TOP 5 Images of 1964 Earthquake: http://bit.ly/1l85K4w
March 27th, 2014
50 years ago, on March 27th, 1964, life in Grays Harbor was drastically different. The logging industry around Aberdeen and Hoquiam was huge, continuing a boom in the area that had been surging for over 80 years. The cities were rough and tumble and only for the most burly of individuals. In town, it was common to see loggers, long since or freshly retired, without fingers, hands and sometimes even feet. The city wasn’t glamourous, nor was it that pretty, with rivers and the harbor being clogged with logging debris and pollution.
50 years ago in 1964, the city of Ocean Shores, located on the north of Grays Harbor and along the coast of the Pacific Ocean, was only 4 years old. Plans were being made for sheer awesomeness, and Pat Boone was soon going to be a resident. In fact, by 1967, Ocean Shores was declared the richest little city in America by numerous reputable new sources. However, on March 27th, 1964, the world knew nothing of the area… most still do not.
(Ocean Shores info: http://exotichikes.com/an-ex-locals-guide-to-ocean-shores/)
In 1964, residents of cities all along the Pacific Ocean coast, from the Olympic Peninsula down to Crescent City, California, had no idea that in a few short hours, their coastal communities would be blindsided by a wave that would kill 119 people with little to no warning.
At 5:35 PM Pacific Standard Time, all was well along the coast from Alaska to California and out to Hawaii, but one minute later, a 9.2 earthquake in Alaska’s gorgeous Prince William Sound would ruin lives, cities, coast lines and a small bridge along the Olympic Peninsula.
(About the 1964 Alaska Earthquake: http://earthquake.usgs.gov/earthquakes/states/events/1964_03_28.php)
As Alaska shook and fell apart, like a guy who drank too much Redbull trying to eat a taco, a surge of water was building up, preparing to destroy as much coastline as it could.

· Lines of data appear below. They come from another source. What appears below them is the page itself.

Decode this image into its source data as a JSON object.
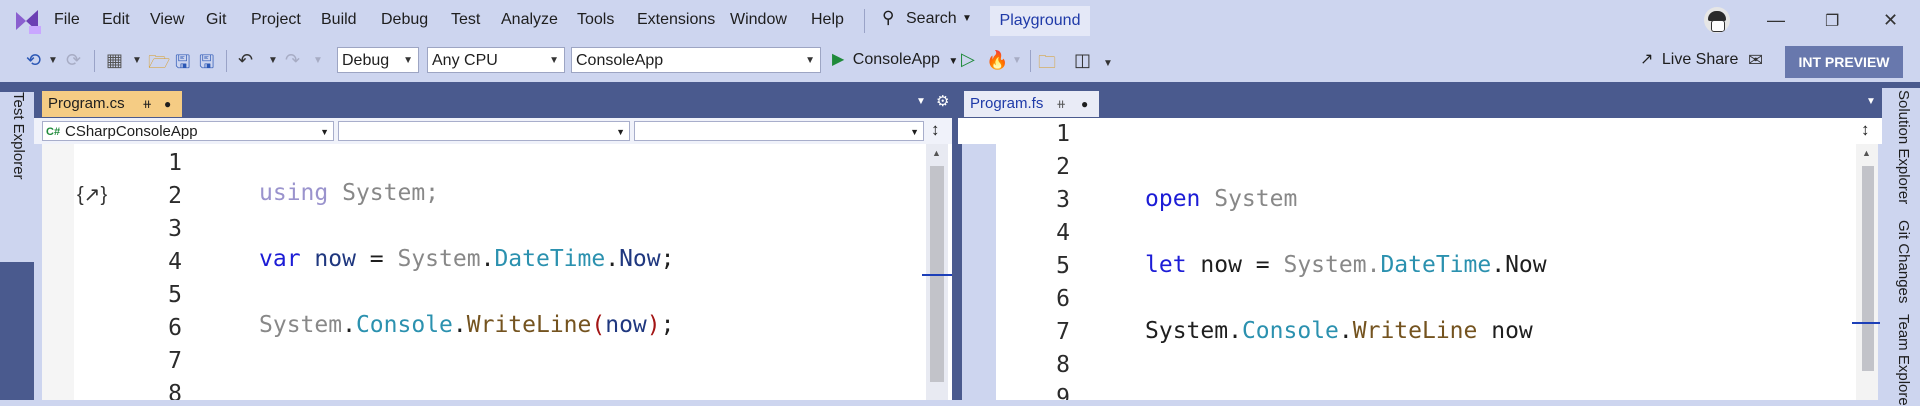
{
  "menu": [
    "File",
    "Edit",
    "View",
    "Git",
    "Project",
    "Build",
    "Debug",
    "Test",
    "Analyze",
    "Tools",
    "Extensions",
    "Window",
    "Help"
  ],
  "search_label": "Search",
  "solution_name": "Playground",
  "toolbar": {
    "config": "Debug",
    "platform": "Any CPU",
    "startup_project": "ConsoleApp",
    "run_label": "ConsoleApp",
    "live_share": "Live Share",
    "int_preview": "INT PREVIEW"
  },
  "left_rail": {
    "test_explorer": "Test Explorer"
  },
  "right_rail": {
    "solution_explorer": "Solution Explorer",
    "git_changes": "Git Changes",
    "team_explorer": "Team Explore"
  },
  "left_pane": {
    "tab": "Program.cs",
    "nav_project": "CSharpConsoleApp",
    "line_numbers": [
      "1",
      "2",
      "3",
      "4",
      "5",
      "6",
      "7",
      "8"
    ],
    "code": {
      "l2": [
        "using",
        " System;"
      ],
      "l4": [
        "var",
        " now",
        " = ",
        "System",
        ".",
        "DateTime",
        ".",
        "Now",
        ";"
      ],
      "l6": [
        "System",
        ".",
        "Console",
        ".",
        "WriteLine",
        "(",
        "now",
        ")",
        ";"
      ]
    }
  },
  "right_pane": {
    "tab": "Program.fs",
    "line_numbers": [
      "1",
      "2",
      "3",
      "4",
      "5",
      "6",
      "7",
      "8",
      "9"
    ],
    "code": {
      "l3": [
        "open",
        " System"
      ],
      "l5": [
        "let",
        " now = ",
        "System",
        ".",
        "DateTime",
        ".",
        "Now"
      ],
      "l7": [
        "System",
        ".",
        "Console",
        ".",
        "WriteLine",
        " now"
      ]
    }
  },
  "colors": {
    "chrome": "#cdd5ef",
    "tab_active": "#f5cc84",
    "accent": "#1f3aa8",
    "keyword": "#1c1cd6",
    "type": "#2b91af",
    "method": "#74531f"
  }
}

The residents of Cannon Beach, Oregon, Copalis, Washington and Crescent City, California carried on their normal evening schedules. In a few short hours, a tsunami would hit the American West Coast.

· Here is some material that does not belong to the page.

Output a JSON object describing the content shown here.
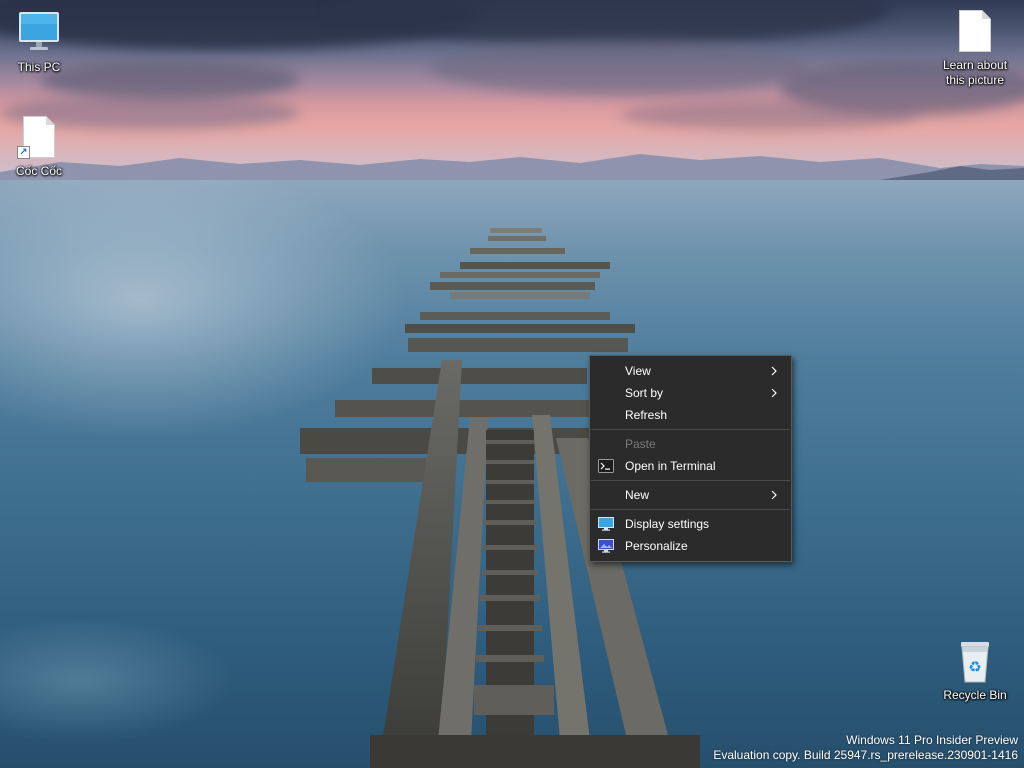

While damage was extensive in Alaska, and cost nearly 400 million dollars to repair, Tsunami damage was sporadic. In Alaska, the waves were well over 20 feet tall in areas, while Catalina Island by Los Angeles had a 10 foot high tidal surge slam into it.
Luckily, most of the areas that were hit hardest were not heavily populated, or the death toll of 119 people would have been much higher. The Olympic Peninsula, was spared for the most part, with the exception of some coastline being reclaimed by the sea and a bridge over the Copalis River was washed away, stranding residents for a few days.

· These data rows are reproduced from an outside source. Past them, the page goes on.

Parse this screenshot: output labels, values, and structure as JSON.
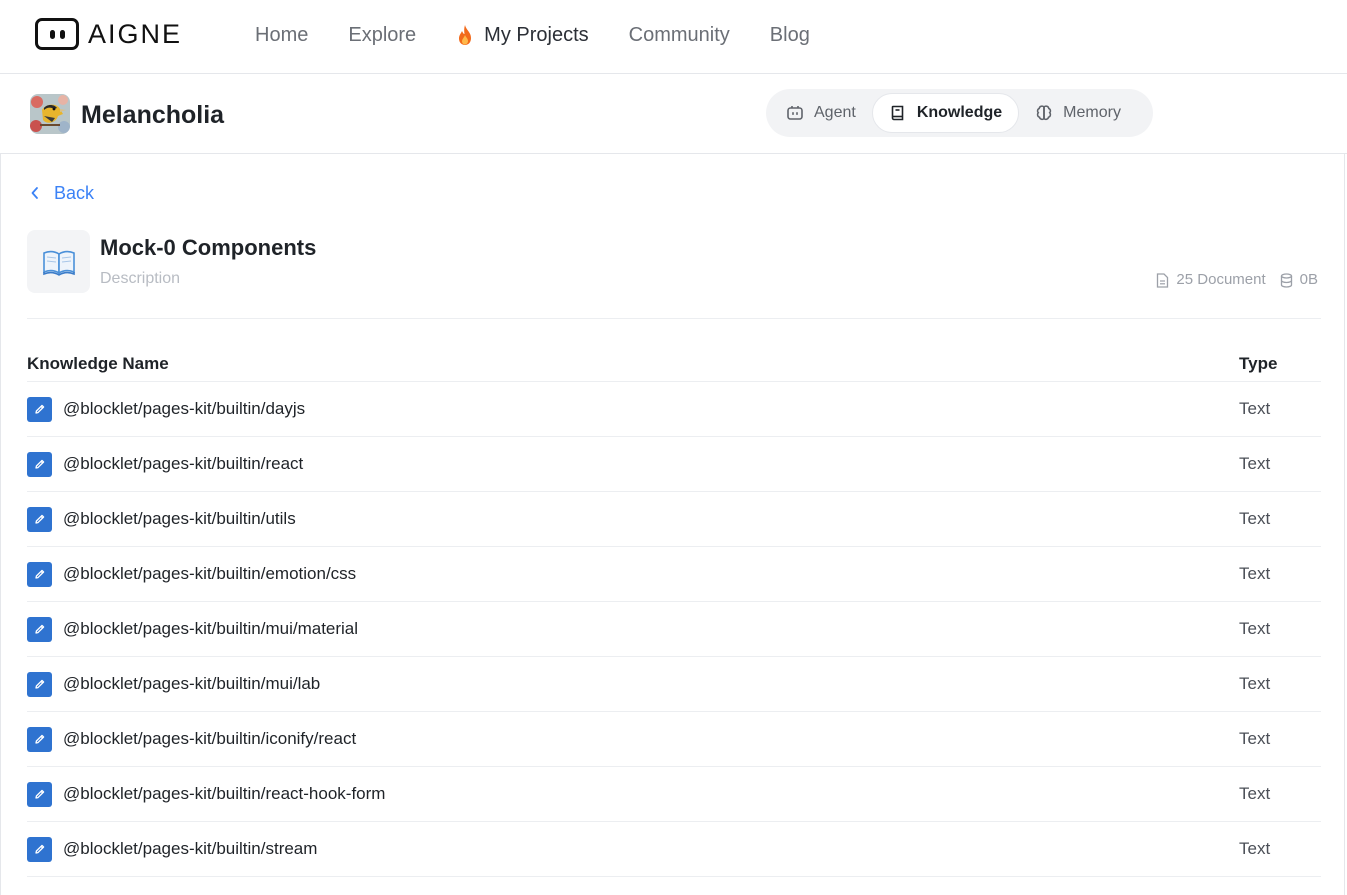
{
  "brand": {
    "name": "AIGNE"
  },
  "nav": {
    "items": [
      {
        "label": "Home"
      },
      {
        "label": "Explore"
      },
      {
        "label": "My Projects",
        "icon": "flame-icon"
      },
      {
        "label": "Community"
      },
      {
        "label": "Blog"
      }
    ]
  },
  "project": {
    "name": "Melancholia",
    "tabs": [
      {
        "label": "Agent",
        "icon": "agent-icon"
      },
      {
        "label": "Knowledge",
        "icon": "book-icon",
        "active": true
      },
      {
        "label": "Memory",
        "icon": "brain-icon"
      }
    ]
  },
  "back_label": "Back",
  "knowledge": {
    "icon": "open-book-icon",
    "title": "Mock-0 Components",
    "description": "Description",
    "doc_count": "25 Document",
    "size": "0B"
  },
  "table": {
    "headers": {
      "name": "Knowledge Name",
      "type": "Type"
    },
    "rows": [
      {
        "name": "@blocklet/pages-kit/builtin/dayjs",
        "type": "Text"
      },
      {
        "name": "@blocklet/pages-kit/builtin/react",
        "type": "Text"
      },
      {
        "name": "@blocklet/pages-kit/builtin/utils",
        "type": "Text"
      },
      {
        "name": "@blocklet/pages-kit/builtin/emotion/css",
        "type": "Text"
      },
      {
        "name": "@blocklet/pages-kit/builtin/mui/material",
        "type": "Text"
      },
      {
        "name": "@blocklet/pages-kit/builtin/mui/lab",
        "type": "Text"
      },
      {
        "name": "@blocklet/pages-kit/builtin/iconify/react",
        "type": "Text"
      },
      {
        "name": "@blocklet/pages-kit/builtin/react-hook-form",
        "type": "Text"
      },
      {
        "name": "@blocklet/pages-kit/builtin/stream",
        "type": "Text"
      }
    ]
  },
  "colors": {
    "accent": "#3b82f6",
    "edit_icon_bg": "#2f73d0"
  }
}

(Think that is scary? Check out the report on the 1946 Alaska Quake that caused a 55 foot wave in Hawaii: http://en.wikipedia.org/wiki/1946_Aleutian_Islands_earthquake )
High tides impacted the entire Puget Sound Region, as well as along the Washington Coast. In Seattle, tides fluctuated for 30 hours, leaving high tide over 3 feet above normal. In Neah Bay, a high tide was recorded at over 4 feet above what it was supposed to be. Even down in the supposedly protected Hood Canal, the tide was three feet above the projected high tide mark.
Thanks to the 1964 Alaska Earthquake, signs help navigate locals away from Tsunami danger areas all along the Pacific Coast. Sirens have been set up in coastal towns with drill being carried out regularly. Evacuations come often; the 1997 earthquake in Kobe, Japan that caused my forced evacuation of Ocean Shores as a High School student comes to mind, though the tide rose only 1 foot.
Tsunami warning happen all the time, and adhering to them and knowing the area you travel to is extremely important. If a large tsunami producing earthquake hits the plate off the Washington Coast, you will have as little as 15 minutes to get to higher ground.
50 years ago, the research on the fault-lines was unknown, and luckily things weren’t worse. We escaped a larger tragedy all those years ago, and the technology we have now should help save lives in the future. A tsunami will someday hit the Olympic Peninsula coast, causing mayhem and destruction at a level that will bring tears to our eyes, but thanks to that bridge in Copalis, the region has a plan to save as many people as possible.
Impact of 1964 Alaska Earthquake on the Washington Coast:
- $80,000 in Damage. Mainly to homes, cars, boats and fishing gear
- Wave sizes
- Copalis: 5 to 6 feet
- Moclips: 11 Feet
- LaPush: 5 Feet
For more information on the 1964 Alaska Earthquake: